Mahomes was lucky to have a guy like Smith to see the writing on the wall and still take him under his wing, giving him crucial advice to weather any adversity that came his way. 

"Alex Smith was phenomenal," Chiefs head coach Andy Reid said Tuesday. "He wasn't asked to do this, but he let Patrick into his world. Patrick handled it the right way. He was humbled around Alex. He didn't try to overstep his bounds with Alex when he competed. With that, Alex let him kind of tag along on the field and off the field, showed him how to be a pro. How to study, your diet, your workout plan, family, how you work your family into the National Football League to be a great player in the National Football League. I joke about it, but it's true. Patrick couldn't pay Alex enough for what he gave him with the experience."

Mahomes took over last season as the Chiefs' starting quarterback and Smith was traded to Washington where he later suffered a gruesome leg injury that has kept him sidelined since. 

During his first year at the helm of the Chiefs' offense, Mahomes took the league by storm, throwing for 50 touchdowns and 5,097 yards. He joined Peyton Manning and Brady as the only three quarterbacks in NFL history to throw 50 touchdowns passes in a single season. His improvisation allowed him to paint with all the grace and beauty of Leonardo Da Vinci. 

Instead of the Mona Lisa, Mahomes was crafting masterpieces rarely seen before in the NFL. 

[RELATED: Sherman identifies what makes 49ers' defense so tough to beat]

His talent popped immediately. His bazooka for a right arm has made jaw-dropping throw after throw as he's ascended to the top of the NFL quarterback hierarchy. He excels under pressure whether that's a defensive end bearing down on him or the Chiefs falling into a deep hole as they did in their AFC divisional-round win over the Houston Texans. 

Down 24-0 in the blink of an eye, Mahomes, icy cool, could be seen rallying his teammates on the sideline. He spoke. They listened intently and believed in their leader's words. Then, the flood gates opened as the Chiefs outscored the Texans 51-7 for the rest of the game, putting an aura of invincibility around someone destined to be an all-time great.
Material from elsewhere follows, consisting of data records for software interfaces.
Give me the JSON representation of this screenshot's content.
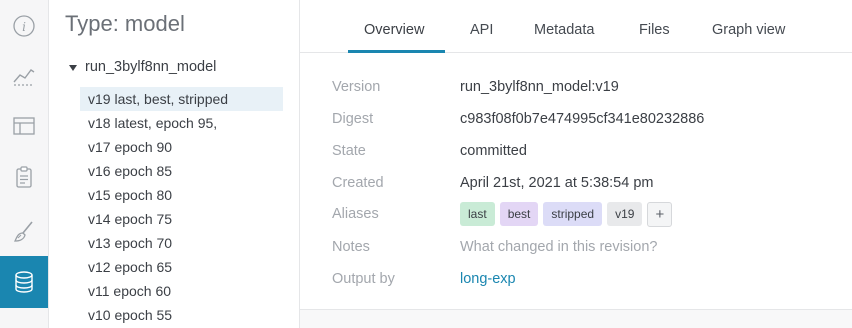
{
  "rail": {
    "items": [
      {
        "icon": "info-icon"
      },
      {
        "icon": "chart-icon"
      },
      {
        "icon": "table-icon"
      },
      {
        "icon": "clipboard-icon"
      },
      {
        "icon": "brush-icon"
      },
      {
        "icon": "database-icon",
        "active": true
      }
    ],
    "active_color": "#1a86b0"
  },
  "list": {
    "type_title": "Type: model",
    "collection": "run_3bylf8nn_model",
    "versions": [
      "v19 last, best, stripped",
      "v18 latest, epoch 95,",
      "v17 epoch 90",
      "v16 epoch 85",
      "v15 epoch 80",
      "v14 epoch 75",
      "v13 epoch 70",
      "v12 epoch 65",
      "v11 epoch 60",
      "v10 epoch 55"
    ],
    "selected_index": 0
  },
  "tabs": {
    "overview": "Overview",
    "api": "API",
    "metadata": "Metadata",
    "files": "Files",
    "graph_view": "Graph view",
    "active": "overview"
  },
  "details": {
    "version_label": "Version",
    "version_value": "run_3bylf8nn_model:v19",
    "digest_label": "Digest",
    "digest_value": "c983f08f0b7e474995cf341e80232886",
    "state_label": "State",
    "state_value": "committed",
    "created_label": "Created",
    "created_value": "April 21st, 2021 at 5:38:54 pm",
    "aliases_label": "Aliases",
    "aliases": [
      {
        "text": "last",
        "color": "#c9ebd6"
      },
      {
        "text": "best",
        "color": "#e3d6f5"
      },
      {
        "text": "stripped",
        "color": "#dcdcf7"
      },
      {
        "text": "v19",
        "color": "#e8e9eb"
      }
    ],
    "add_alias": "+",
    "notes_label": "Notes",
    "notes_placeholder": "What changed in this revision?",
    "output_label": "Output by",
    "output_value": "long-exp"
  }
}
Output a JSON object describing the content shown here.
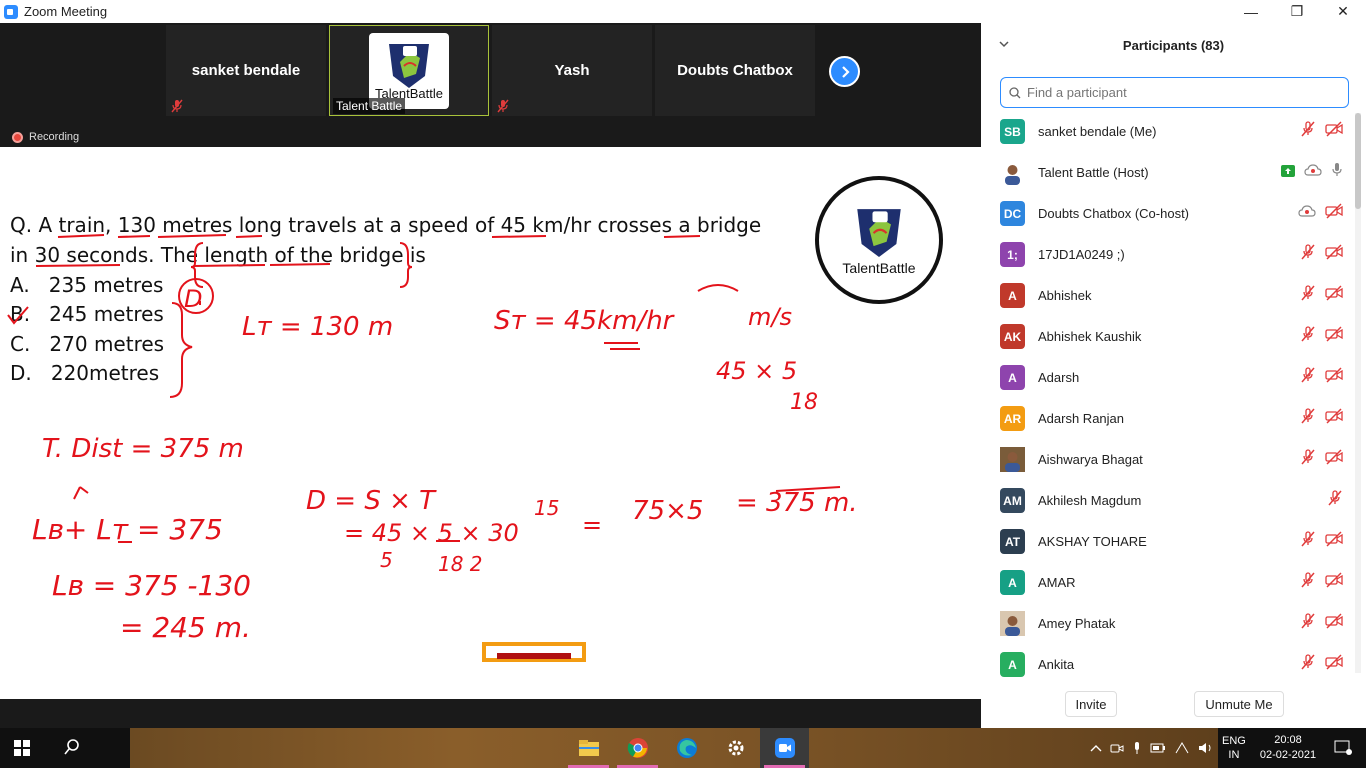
{
  "window": {
    "title": "Zoom Meeting",
    "minimize": "—",
    "restore": "❐",
    "close": "✕"
  },
  "gallery": {
    "tiles": [
      {
        "label": "sanket bendale",
        "muted": true
      },
      {
        "label": "Talent Battle",
        "muted": false,
        "logo": "TalentBattle"
      },
      {
        "label": "Yash",
        "muted": true
      },
      {
        "label": "Doubts Chatbox",
        "muted": false
      }
    ],
    "next_icon": "chevron-right-icon"
  },
  "recording": {
    "label": "Recording"
  },
  "board": {
    "question_line1": "Q. A train, 130 metres long travels at a speed of 45 km/hr crosses a bridge",
    "question_line2": "in 30 seconds. The length of the bridge is",
    "options": [
      {
        "letter": "A.",
        "text": "235 metres"
      },
      {
        "letter": "B.",
        "text": "245 metres"
      },
      {
        "letter": "C.",
        "text": "270 metres"
      },
      {
        "letter": "D.",
        "text": "220metres"
      }
    ],
    "logo_text": "TalentBattle",
    "ink_color": "#e3131b",
    "handwriting": {
      "answer_mark": "D",
      "lt": "Lᴛ = 130 m",
      "st": "Sᴛ = 45km/hr",
      "ms": "m/s",
      "conv": "45 × 5",
      "conv_den": "18",
      "tdist": "T. Dist = 375 m",
      "eq1": "Lʙ+ Lᴛ = 375",
      "eq2": "Lʙ = 375 -130",
      "eq3": "= 245 m.",
      "d1": "D = S × T",
      "d2a": "= 45 × 5 × 30",
      "d2b": "15",
      "d2c": "=",
      "d2d": "75×5",
      "d2e": "= 375 m.",
      "d2n1": "5",
      "d2n2": "18 2"
    }
  },
  "panel": {
    "title": "Participants (83)",
    "search_placeholder": "Find a participant",
    "participants": [
      {
        "initials": "SB",
        "name": "sanket bendale (Me)",
        "color": "#1aa68c",
        "icons": [
          "mic-off-icon",
          "video-off-icon"
        ]
      },
      {
        "initials": "",
        "name": "Talent Battle (Host)",
        "color": "#ffffff",
        "photo": true,
        "icons": [
          "share-screen-icon",
          "cloud-record-icon",
          "mic-icon"
        ]
      },
      {
        "initials": "DC",
        "name": "Doubts Chatbox (Co-host)",
        "color": "#2e86de",
        "icons": [
          "cloud-record-icon",
          "video-off-icon"
        ]
      },
      {
        "initials": "1;",
        "name": "17JD1A0249 ;)",
        "color": "#8e44ad",
        "icons": [
          "mic-off-icon",
          "video-off-icon"
        ]
      },
      {
        "initials": "A",
        "name": "Abhishek",
        "color": "#c0392b",
        "icons": [
          "mic-off-icon",
          "video-off-icon"
        ]
      },
      {
        "initials": "AK",
        "name": "Abhishek Kaushik",
        "color": "#c0392b",
        "icons": [
          "mic-off-icon",
          "video-off-icon"
        ]
      },
      {
        "initials": "A",
        "name": "Adarsh",
        "color": "#8e44ad",
        "icons": [
          "mic-off-icon",
          "video-off-icon"
        ]
      },
      {
        "initials": "AR",
        "name": "Adarsh Ranjan",
        "color": "#f39c12",
        "icons": [
          "mic-off-icon",
          "video-off-icon"
        ]
      },
      {
        "initials": "",
        "name": "Aishwarya Bhagat",
        "color": "#7a5c3a",
        "photo": true,
        "icons": [
          "mic-off-icon",
          "video-off-icon"
        ]
      },
      {
        "initials": "AM",
        "name": "Akhilesh Magdum",
        "color": "#34495e",
        "icons": [
          "mic-off-icon"
        ]
      },
      {
        "initials": "AT",
        "name": "AKSHAY TOHARE",
        "color": "#2c3e50",
        "icons": [
          "mic-off-icon",
          "video-off-icon"
        ]
      },
      {
        "initials": "A",
        "name": "AMAR",
        "color": "#16a085",
        "icons": [
          "mic-off-icon",
          "video-off-icon"
        ]
      },
      {
        "initials": "",
        "name": "Amey Phatak",
        "color": "#d9c7b0",
        "photo": true,
        "icons": [
          "mic-off-icon",
          "video-off-icon"
        ]
      },
      {
        "initials": "A",
        "name": "Ankita",
        "color": "#27ae60",
        "icons": [
          "mic-off-icon",
          "video-off-icon"
        ]
      }
    ],
    "invite_label": "Invite",
    "unmute_label": "Unmute Me"
  },
  "taskbar": {
    "apps": [
      "file-explorer-icon",
      "chrome-icon",
      "edge-icon",
      "settings-icon",
      "zoom-icon"
    ],
    "lang_top": "ENG",
    "lang_bottom": "IN",
    "time": "20:08",
    "date": "02-02-2021"
  }
}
It's rare for young quarterbacks, no matter how talented, to command the attention of their team. Normally that takes time, a learning process filled with bruises and failures. But Mahomes was given a gift not afforded to most about-to-blossom stars: A veteran to show them how to succeed in the NFL before graciously handing them the keys. 

Mahomes came to the NFL with all the tools to ascend to the pantheon of NFL greats. Alex Smith's lessons gave him the road map to accelerate his rise. 

Programming note: NBC Sports Bay Area feeds your hunger for 49ers Super Bowl coverage with special editions of “49ers Central” all week (8 p.m. Wednesday, Thursday and Friday, 9 p.m. Tuesday and 3 p.m. Saturday).

Also tune in at 1 p.m. on Super Bowl Sunday for a two-hour special of "49ers Pregame Live" with Laura Britt, Donte Whitner, Jeff Garcia, Ian Williams, Kelli Johnson, Greg Papa and Grant Liffmann. That same crew will have all the postgame reaction on "49ers Postgame Live," starting immediately after the game.